Those who interpret in community and court settings will probably be quite familiar with this interesting species: the person who does not really need an interpreter, but who requests one (and is certainly mostly entitled to one) anyway. We've never personally seen this happen in conference interpreting settings (or at least we don't find out, but we have heard of conference attendees who get a headset to listen to the interpreting just to see if it's good). Those who DNRNAIs (=do not really need an interpreter) can present a wide variety of potential challenges, and it also makes for an interesting interpreting assignment. Here's our take on how and why this happens and how to deal with it.
The first thing to keep in mind is that the interpreter is there to interpret and has not been retained to give an expert opinion of the person's ability (or lack thereof) to speak the language. Many times, attorneys, especially during highly contentions civil depositions, will try to pull the interpreter into the argument, asking him or her to "tell us if the deponent (the person who has requested an interpreter) speaks _________." When we are in that situation, we politely say that we are not qualified to give an on-the-spot language ability assessment nor has it been agreed upon which criteria or scale should be used. Our advice: don't give an opinion. While you may have some insight into the person's language ability, you are probably not qualified to give an expert opinion, so you should not. Stick to your role.
|Who needs an interpreter?|
Now that it's probably been established that the interpreter should stay (after much bickering between attorneys or other parties), the tough part starts. For example: it is probably quite true that the person in question (the DNRNAI person) understands the source language quite well. That means that the DNRNAI person doesn't really need an interpreter to understand the question, but does need one to answer, as he or she is simply not that strong in the second language -- understanding is always easier than speaking. There are a variety of reasons for requesting an interpreter when you don't truly need one (again, there's a lot of debate as to who needs an interpreter):
- For tactical advantages in court. We've seen this a lot during divorce and custody proceedings. Sometimes things are so contentious that the parties don't want to leave anything to chance, even though they can communicate in English with their attorneys just fine. However, once proceedings start, the parties (or party) do want an interpreter, many times in the hopes that court interpreters will simplify or explain the proceedings to them, which of course we cannot.

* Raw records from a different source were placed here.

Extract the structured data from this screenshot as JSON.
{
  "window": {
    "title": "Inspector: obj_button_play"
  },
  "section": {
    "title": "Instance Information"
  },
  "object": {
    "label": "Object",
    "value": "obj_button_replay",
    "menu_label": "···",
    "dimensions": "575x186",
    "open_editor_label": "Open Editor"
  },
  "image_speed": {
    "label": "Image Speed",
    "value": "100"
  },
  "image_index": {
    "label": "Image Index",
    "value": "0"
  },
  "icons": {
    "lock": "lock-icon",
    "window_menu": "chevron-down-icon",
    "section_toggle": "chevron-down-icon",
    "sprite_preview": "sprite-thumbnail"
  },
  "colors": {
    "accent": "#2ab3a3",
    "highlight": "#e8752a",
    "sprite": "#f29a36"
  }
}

- As a security blanket. Some parties just want an interpreter present in case they don't understand something and request the interpreter to be on stand-by. Usually the other party loudly protests this and demands that the interpreter either interpret everything or nothing. Of course everyone knows things will take a lot longer with an interpreter, which is why occasionally attorneys will kindly suggest sending the interpreter home. Again, as the interpreter, we don't chime in. We sit there, looking pretty (if we can), smile, and let the parties sort it out.
- Because they can. Depending on the state, the jurisdiction and the type of case, people have a well-established right to an interpreter (Civil Rights Act of 1964, etc.), so many times people just want their interpreter, period. Sometimes, this can get a bit odd. Judy has interpreted for well-known business owners who've lived and worked in the United States for years, yet want an interpreter for their native language (Spanish), which is no longer their dominant language. The problem: when you interpret correctly into their native language, they oftentimes don't understand it, because English is really their dominant language. Still, they insist on answering in half-English, half-Spanish. We just keep calm and carry on.
Now, during the actual proceedings, DNRNAI persons will routinely NOT wait for the question to be interpreted, since they understand it just fine in English. They will start answering the question in their foreign language immediately, even while the interpreter is still rendering the (unnecessary on all fronts) interpretation. Usually, their counsel will instruct them to let the interpreter finish, but that rarely works (in our experience). One must be prepared for hours of constantly being interrupted. This also really confuses the court reporter, and it's one of the big problems of interpreting for someone who doesn't need an interpreter. In addition, their attorney will usually instruct them to answer exclusively in their native language and let the interpreter do the job. The problem with that is that they are no longer fully fluent in their native language and thus speak Spanglish, Denglish, etc., which is of course also challenging on all fronts, especially since they use many terms incorrectly.
As you can see, interpreting for people who don't really need an interpreter (DNRNAI persons) is full of potential landmines, but somehow, we manage to enable communication without too many problems. What's your experience? We'd love to hear about it.